Many understand that protecting the Scotchmans makes sound ecological sense as well as good economic sense.  In the area proposed by the forest service as wilderness for the Scotchman Peaks extracting timber is not economically viable and no economically recoverable mineral deposits are found. Designating Wilderness for the Scotchmans would have no negative impact on timber or mining jobs.  Folks from these industries understand this and look elsewhere for landscapes to provide timber and mining resources.

Where conflict exists between conserving and developing natural resources, it’s on those margins where the roads meet the backcountry, where natural resources are valued for both conservation and timber production.  These areas are not found in the Scotchman Peaks.  There are encouraging developments in collaboration between timber industry and conservationists in these areas and conflict there is being gradually replaced by consensus.  But confusing this conflict with the Scotchmans does two disservices: it ignores the consensus support for the Scotchmans and it does not address how to resolve the issues on other landscapes.

Preserving the Scotchmans would bring added economic value to surrounding communities.
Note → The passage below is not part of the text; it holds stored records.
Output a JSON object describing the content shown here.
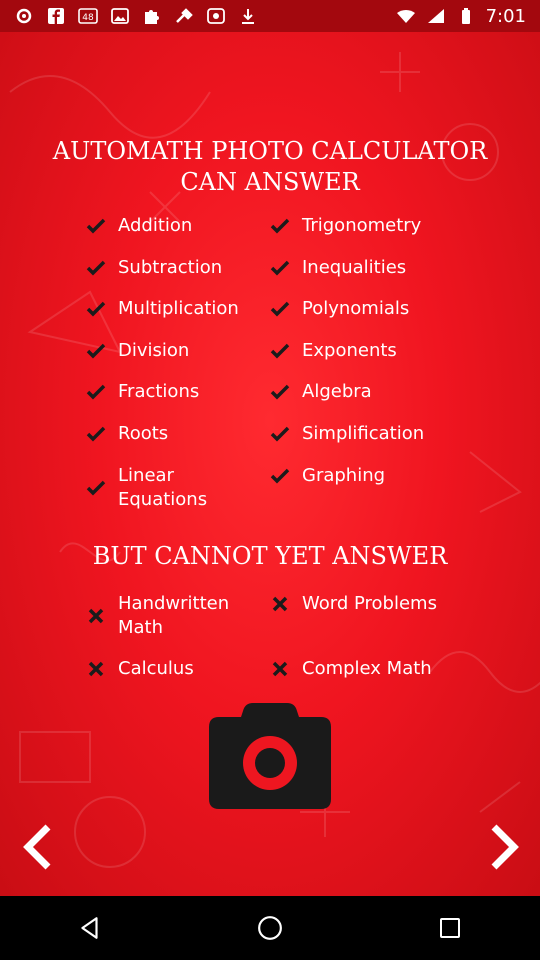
{
  "status_bar": {
    "time": "7:01",
    "icons": [
      "settings-icon",
      "facebook-icon",
      "48-badge-icon",
      "image-icon",
      "puzzle-icon",
      "tools-icon",
      "photo-icon",
      "download-icon"
    ]
  },
  "screen": {
    "title": "AUTOMATH PHOTO CALCULATOR\nCAN ANSWER",
    "can_answer_left": [
      "Addition",
      "Subtraction",
      "Multiplication",
      "Division",
      "Fractions",
      "Roots",
      "Linear\nEquations"
    ],
    "can_answer_right": [
      "Trigonometry",
      "Inequalities",
      "Polynomials",
      "Exponents",
      "Algebra",
      "Simplification",
      "Graphing"
    ],
    "cannot_title": "BUT CANNOT YET ANSWER",
    "cannot_left": [
      "Handwritten\nMath",
      "Calculus"
    ],
    "cannot_right": [
      "Word Problems",
      "Complex Math"
    ]
  },
  "colors": {
    "background": "#f01520",
    "status_bar": "#a3080e",
    "text": "#ffffff",
    "camera": "#1a1a1a"
  },
  "nav": {
    "back": "back-triangle-icon",
    "home": "home-circle-icon",
    "recents": "recents-square-icon"
  }
}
The Sonoran Institute concludes that western counties with designated wilderness have the greatest economic vitality.  We are no longer “heavily dependent on natural resources extraction”.  While this was true at one time, timber’s economic impact is now around well under 20% and stagnant.  Still, timber is an important part of a healthy and diverse local economy and part of our heritage. It may rebound as the economy rebounds and as other conflicts are settled.

Increasingly new jobs in our area are coming from other sectors. Quest, Encoder, Lighthouse, Coldwater Creek and my favorites – the Pend d’Oreille Winery and Laughing Dog Brewery, have all developed in our area because this is where people want to live and recreate.  North Idaho attracts people who telecommute or who are retiring or buying second homes.  Such folks bring high levels of personal and investment income to our area’s economy, leading to high-paying professional jobs, such as architectural, financial, business support and medical services. Wilderness designation would also benefit tourism; our natural landscape is personified in being named “Most Beautiful Small town in America.”

The Greater Sandpoint Chamber of Commerce recognized the importance of preserving landscapes last June when they wrote in a letter of endorsement: “We strongly believed one of the best ways we can build a future of prosperity is to help protect the natural resources and beauty of our area and all it has to offer….the Greater Sandpoint Chamber of Commerce supports the Scotchman Peaks as a wilderness area to ensure our public lands continue to offer the quality of life our community desires while protecting its unique qualities for future generations ”

The simple fact is that conserving part of our natural landscape is good for business, good for our environment and good for ourselves, keeping us connected to our community and to our landscape.

The Rotary Club of Sandpoint aptly noted in a recent letter of support: “Our members, indeed, most of the citizens of Sandpoint, have a direct and close relationship with this land, a quality that works quietly inside us to allow the “better angels of our nature” to have full voice. We are continually inspired and fulfilled by the mountains here, even if we don?t realize it?s happening. What would we be like without them?”

The natural resources and beauty of the area are why we live here. I am reminded of that every time I drive across the long bridge.

Spread the love
Categories: Blog
About The Author:

Phil Hough is the Executive Director of the Friends of Scotchman Peaks Wilderness.

He has hiked the "triple crown": the Appalachian Trail, Continental Divide Trail and the Pacific Crest trail (twice). He has also paddled the length of the Yukon river. Phil's love of wilderness guides him as he works to save the incrediblly wild Scotchman Peaks, one of the last and largest roadless places in northern Idaho and western Montana.

Read More Posts by »

Leave a Reply

Your email address will not be published. Required fields are marked *